- Grades 3-5 SBAC (Smarter Balanced Assessment Consortium) Interim assessments (November): interim assessments designed to support teaching and learning throughout the year
- Grades 3-5 SBAC (Smarter Balanced Assessment Consortium) (April)
- iReady Math diagnostic administered 3 times per year
Assessing the PYP
- Ongoing assessment of the learner profile and one’s growth as a global citizen
- Self reflection
- Assessment addresses all the essential elements
- Transdisciplinary Skills
- Types of assessment to be included in all planners
- Formative assessments
- Summative assessments
- Self assessments
- Peer assessment
IB Assessment Practices
- Our inquiry units have formative, summative, and self and peer assessments. These assessments also give students opportunities to reflect on their own learning. Expectations for assessments, especially the summative assessments, have been made clear to students. In designing these assessments, teachers have developed assessment or project checklists and student/teacher generated scoring rubrics.
- Rubrics are used as tools by teachers and students in order to inform and improve learning.
- The school uses a variety of assessment data in order to drive instruction.
- Summative assessments take on a variety of forms depending upon students’ interest and inquiry path. These forms may include sharing their learning with other students, classes, or their parents.
- Along with weekly IB meetings, teachers meet in their teams after the culmination of every unit in order to evaluate the unit’s effectiveness.
- Entries will include choices from students, teachers, and may also include parent chosen selections or comments.
- Entries will reflect the child’s growth over time, their strengths and weaknesses, and their ability to reflect and improve.
- Students should have classroom working portfolios from which students can choose the pieces that they want to place in their school portfolio.
- School portfolio entries, each year, will include all areas listed on the portfolio table of contents:
- One piece from each of the planners
- A piece that demonstrates the attitudes or the Learner Profile
- A world language piece
- A piece demonstrating student action
- And a piece demonstrating the interest of the child, if not already present within the portfolio
- When completing the portfolio, students should be conscious of having pieces that reflect the transdisciplinary nature of the program. Portfolios should include pieces that display: the inquiry process, the use of technology, writing, math, the arts, and student choice.
- All entries should include student self-reflection, and may or may not include teacher feedback
- Portfolios should be available for the students for on-going collection and reflection of entries.
The exhibition is used as a summative experience for all 5th grade students.
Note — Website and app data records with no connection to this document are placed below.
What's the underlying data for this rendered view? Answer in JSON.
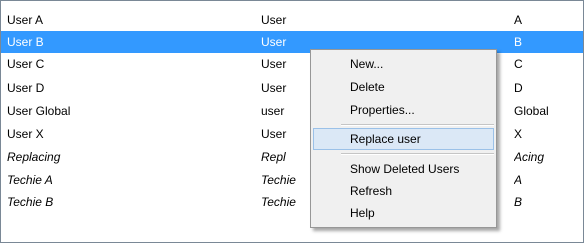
{
  "rows": [
    {
      "name": "User A",
      "type": "User",
      "short": "A"
    },
    {
      "name": "User B",
      "type": "User",
      "short": "B"
    },
    {
      "name": "User C",
      "type": "User",
      "short": "C"
    },
    {
      "name": "User D",
      "type": "User",
      "short": "D"
    },
    {
      "name": "User Global",
      "type": "user",
      "short": "Global"
    },
    {
      "name": "User X",
      "type": "User",
      "short": "X"
    },
    {
      "name": "Replacing",
      "type": "Repl",
      "short": "Acing"
    },
    {
      "name": "Techie A",
      "type": "Techie",
      "short": "A"
    },
    {
      "name": "Techie B",
      "type": "Techie",
      "short": "B"
    }
  ],
  "context_menu": {
    "new": "New...",
    "delete": "Delete",
    "properties": "Properties...",
    "replace_user": "Replace user",
    "show_deleted_users": "Show Deleted Users",
    "refresh": "Refresh",
    "help": "Help"
  },
  "colors": {
    "selection": "#3399ff",
    "menu_background": "#f0f0f0",
    "menu_highlight": "#dbe8f6"
  }
}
It is a means for students to use all the essential elements of the PYP: Knowledge, concepts, skills, attitudes, and action.
- Students use:
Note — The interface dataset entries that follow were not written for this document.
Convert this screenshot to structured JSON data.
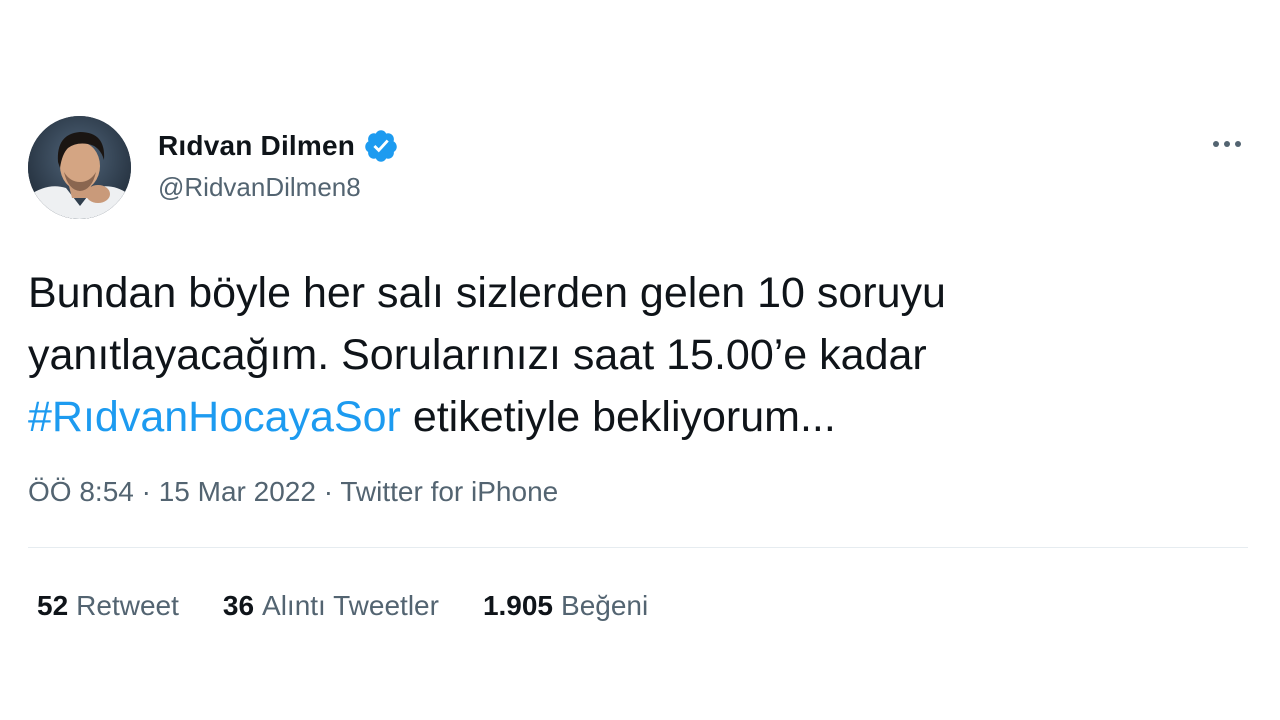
{
  "tweet": {
    "author": {
      "display_name": "Rıdvan Dilmen",
      "handle": "@RidvanDilmen8",
      "verified": true,
      "avatar_icon": "profile-photo"
    },
    "more_icon": "ellipsis-icon",
    "text": {
      "line1": "Bundan böyle her salı sizlerden gelen 10 soruyu",
      "line2": "yanıtlayacağım. Sorularınızı saat 15.00’e kadar",
      "hashtag": "#RıdvanHocayaSor",
      "line3_rest": " etiketiyle bekliyorum..."
    },
    "meta": {
      "time": "ÖÖ 8:54",
      "separator": " · ",
      "date": "15 Mar 2022",
      "source": "Twitter for iPhone"
    },
    "stats": [
      {
        "count": "52",
        "label": "Retweet"
      },
      {
        "count": "36",
        "label": "Alıntı Tweetler"
      },
      {
        "count": "1.905",
        "label": "Beğeni"
      }
    ]
  },
  "colors": {
    "accent": "#1d9bf0",
    "secondary_text": "#536471",
    "primary_text": "#0f1419",
    "divider": "#e6ecf0"
  }
}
- Student friendly planner for planning the Exhibition and post evaluation of the exhibition
- IB Exhibition checklist to insure that all IB components and criteria are included in the exhibition
- Student/peer ongoing process reflection forms to evaluate: group dynamics, collaboration, and give feedback to mentors and teachers of group progress and next steps
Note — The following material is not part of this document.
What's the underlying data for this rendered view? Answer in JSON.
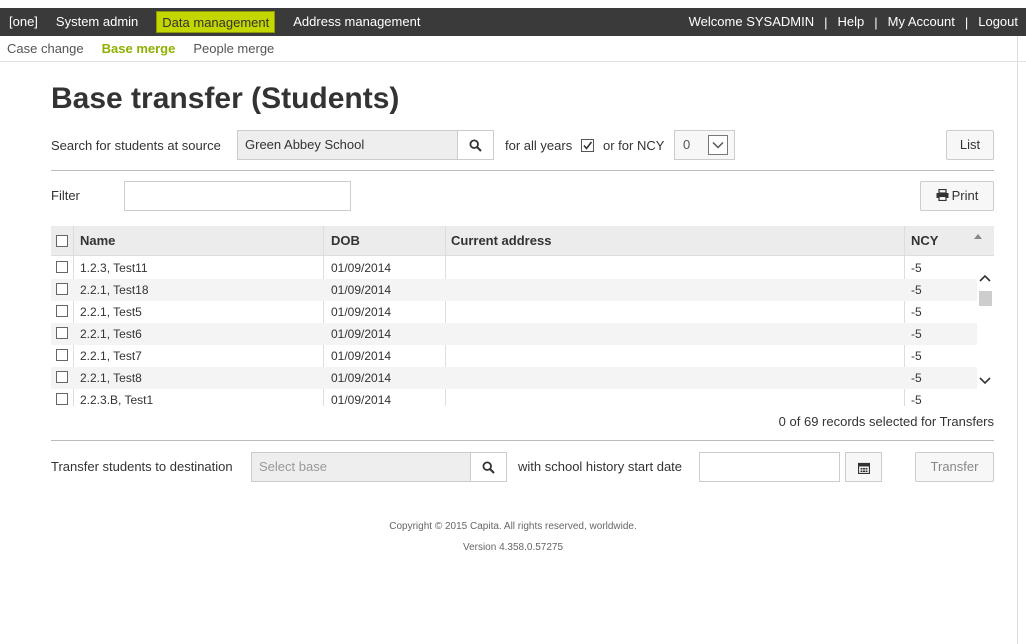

- Reflection forms from those attending the exhibition school/community give feedback which helps refine the exhibition process, including elements such as: what was learned and enjoyed through attending the exhibition, and how to improve the process and staging of the exhibition
- Exhibition rubrics for student and teacher use help students evaluate and reflect on: the quality student work, the incorporation of the essential elements of the IB, and the collaborative process.
- Teachers and School Leaders yearly evaluate the Exhibition, assessing the products, process, timeline, and the staging involved in the exhibition to continually find way/areas in which to grow and/or improve
Recording and reporting of student data.
- Students can communicate their progress through student-led conferences.
- District report cards include assessment of IB progress.
- IB report cards communicate to parents:
- Student’s grasp or understanding of the central idea.
- Formative and summative assessments.
- Transdisciplinary skills.
- The attitudes and the Learner Profile.
- Students’ ability to take action.